Before the match, most had expected Atlanta to be victorious. Tata Martino’s team had continued from last season in a wonderful, free-flowing, high-scoring style, adding the likes of Ezequiel Barco and Darlington Nagbe to one of the best, attacking duos in the league, Miguel Almiron and Josef Martinez. And although it was KC who returned home with the three points in their back pocket, it is still Atlanta who are considered the better team. And rightly so.
This game was flipped on its head when Brad Guzan was sent off in the 33rd minute. The Atlanta goalkeeper raced out to try and defend a through-pass that Khiry Shelton, who was very impressive on the night, despite the fact that he is still searching for that elusive goal, was attempting to latch onto.

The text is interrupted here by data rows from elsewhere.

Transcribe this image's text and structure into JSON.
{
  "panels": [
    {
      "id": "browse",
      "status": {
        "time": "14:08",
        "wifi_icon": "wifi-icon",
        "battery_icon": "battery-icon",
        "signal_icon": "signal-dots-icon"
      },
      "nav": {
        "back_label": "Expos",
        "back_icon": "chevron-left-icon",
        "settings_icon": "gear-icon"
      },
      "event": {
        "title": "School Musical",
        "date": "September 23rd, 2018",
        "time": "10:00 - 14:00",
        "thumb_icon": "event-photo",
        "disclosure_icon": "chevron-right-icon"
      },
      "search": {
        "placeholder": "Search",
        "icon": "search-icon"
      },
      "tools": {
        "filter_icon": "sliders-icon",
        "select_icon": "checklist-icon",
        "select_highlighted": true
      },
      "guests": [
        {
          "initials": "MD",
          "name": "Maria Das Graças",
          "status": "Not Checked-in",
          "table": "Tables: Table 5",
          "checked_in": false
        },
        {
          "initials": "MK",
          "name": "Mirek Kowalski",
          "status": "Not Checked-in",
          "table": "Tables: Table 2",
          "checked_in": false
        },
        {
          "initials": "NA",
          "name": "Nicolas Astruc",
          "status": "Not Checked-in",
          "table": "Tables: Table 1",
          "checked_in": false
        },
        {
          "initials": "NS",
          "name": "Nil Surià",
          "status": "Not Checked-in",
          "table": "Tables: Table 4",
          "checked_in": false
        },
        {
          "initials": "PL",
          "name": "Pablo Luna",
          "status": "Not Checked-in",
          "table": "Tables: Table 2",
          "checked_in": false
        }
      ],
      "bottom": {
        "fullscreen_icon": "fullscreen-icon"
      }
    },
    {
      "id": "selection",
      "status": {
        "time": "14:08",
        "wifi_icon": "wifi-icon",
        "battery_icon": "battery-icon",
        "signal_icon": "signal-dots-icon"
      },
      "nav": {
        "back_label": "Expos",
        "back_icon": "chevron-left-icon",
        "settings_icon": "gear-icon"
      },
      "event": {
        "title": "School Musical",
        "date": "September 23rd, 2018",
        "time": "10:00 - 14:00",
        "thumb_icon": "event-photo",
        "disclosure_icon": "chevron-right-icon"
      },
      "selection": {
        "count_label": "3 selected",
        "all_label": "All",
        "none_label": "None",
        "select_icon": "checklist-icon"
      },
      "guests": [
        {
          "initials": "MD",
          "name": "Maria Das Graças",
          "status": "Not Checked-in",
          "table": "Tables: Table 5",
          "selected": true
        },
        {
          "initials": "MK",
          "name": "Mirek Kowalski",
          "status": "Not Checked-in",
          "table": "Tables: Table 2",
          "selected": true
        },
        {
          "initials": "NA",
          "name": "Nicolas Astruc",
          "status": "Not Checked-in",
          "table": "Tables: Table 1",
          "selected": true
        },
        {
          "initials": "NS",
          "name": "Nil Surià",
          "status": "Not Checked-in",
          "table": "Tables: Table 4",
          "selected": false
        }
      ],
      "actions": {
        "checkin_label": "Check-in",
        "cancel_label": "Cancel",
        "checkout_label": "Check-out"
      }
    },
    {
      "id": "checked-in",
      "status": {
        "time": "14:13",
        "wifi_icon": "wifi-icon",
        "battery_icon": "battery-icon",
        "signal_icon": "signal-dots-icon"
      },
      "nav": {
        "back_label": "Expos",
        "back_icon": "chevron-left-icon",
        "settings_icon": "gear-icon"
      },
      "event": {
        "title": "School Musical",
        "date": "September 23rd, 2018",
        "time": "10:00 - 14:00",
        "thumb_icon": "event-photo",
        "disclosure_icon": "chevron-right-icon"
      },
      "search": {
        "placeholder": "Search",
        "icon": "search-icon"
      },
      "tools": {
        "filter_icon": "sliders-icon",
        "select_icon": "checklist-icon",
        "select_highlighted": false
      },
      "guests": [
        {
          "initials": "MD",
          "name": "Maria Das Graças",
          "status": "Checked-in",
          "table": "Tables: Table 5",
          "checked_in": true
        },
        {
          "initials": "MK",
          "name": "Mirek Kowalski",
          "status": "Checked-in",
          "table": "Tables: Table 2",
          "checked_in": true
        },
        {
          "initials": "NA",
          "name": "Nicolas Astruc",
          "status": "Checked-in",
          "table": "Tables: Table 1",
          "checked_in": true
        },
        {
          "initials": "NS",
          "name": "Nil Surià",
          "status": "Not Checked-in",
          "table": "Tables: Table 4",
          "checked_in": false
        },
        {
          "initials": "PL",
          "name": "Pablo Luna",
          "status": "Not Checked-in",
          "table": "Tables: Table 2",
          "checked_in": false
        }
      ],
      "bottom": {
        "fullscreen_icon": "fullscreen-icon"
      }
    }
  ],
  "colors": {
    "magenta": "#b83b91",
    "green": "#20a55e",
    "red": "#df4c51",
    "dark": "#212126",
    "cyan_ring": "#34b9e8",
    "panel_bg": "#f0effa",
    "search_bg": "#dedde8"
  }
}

Guzan never looked like he was going to get there. And so it transpired, his legs swiping for the ball, but only catching the ankle of Shelton, felling the Sporting KC attacker just outside of the penalty area and forcing referee Mark Gieger to brandish the red card. Guzan trudged down the tunnel, knowing that he had likely cost his side the victory. But even with ten men, it still required a remarkable strike from Salloi to open the scoring, and then some outstanding goalkeeping by Tim Melia at the other end to keep the score at 1-0.
Were KC the better team? Yes. They deserved the win. But are they the better team? Well, no, probably not. It is possible to beat an opponent and still be worse than them. It is one of the most basic examples of the anomalies that a small sample size can produce. And this, for me, is one of those examples.
That is not to say that KC are not for real. They absolutely are and it would not surprise me if Vermes’s squad are major challengers when the postseason rolls around. But, for now, it is still Atlanta that are the better team, however backwards that may seem.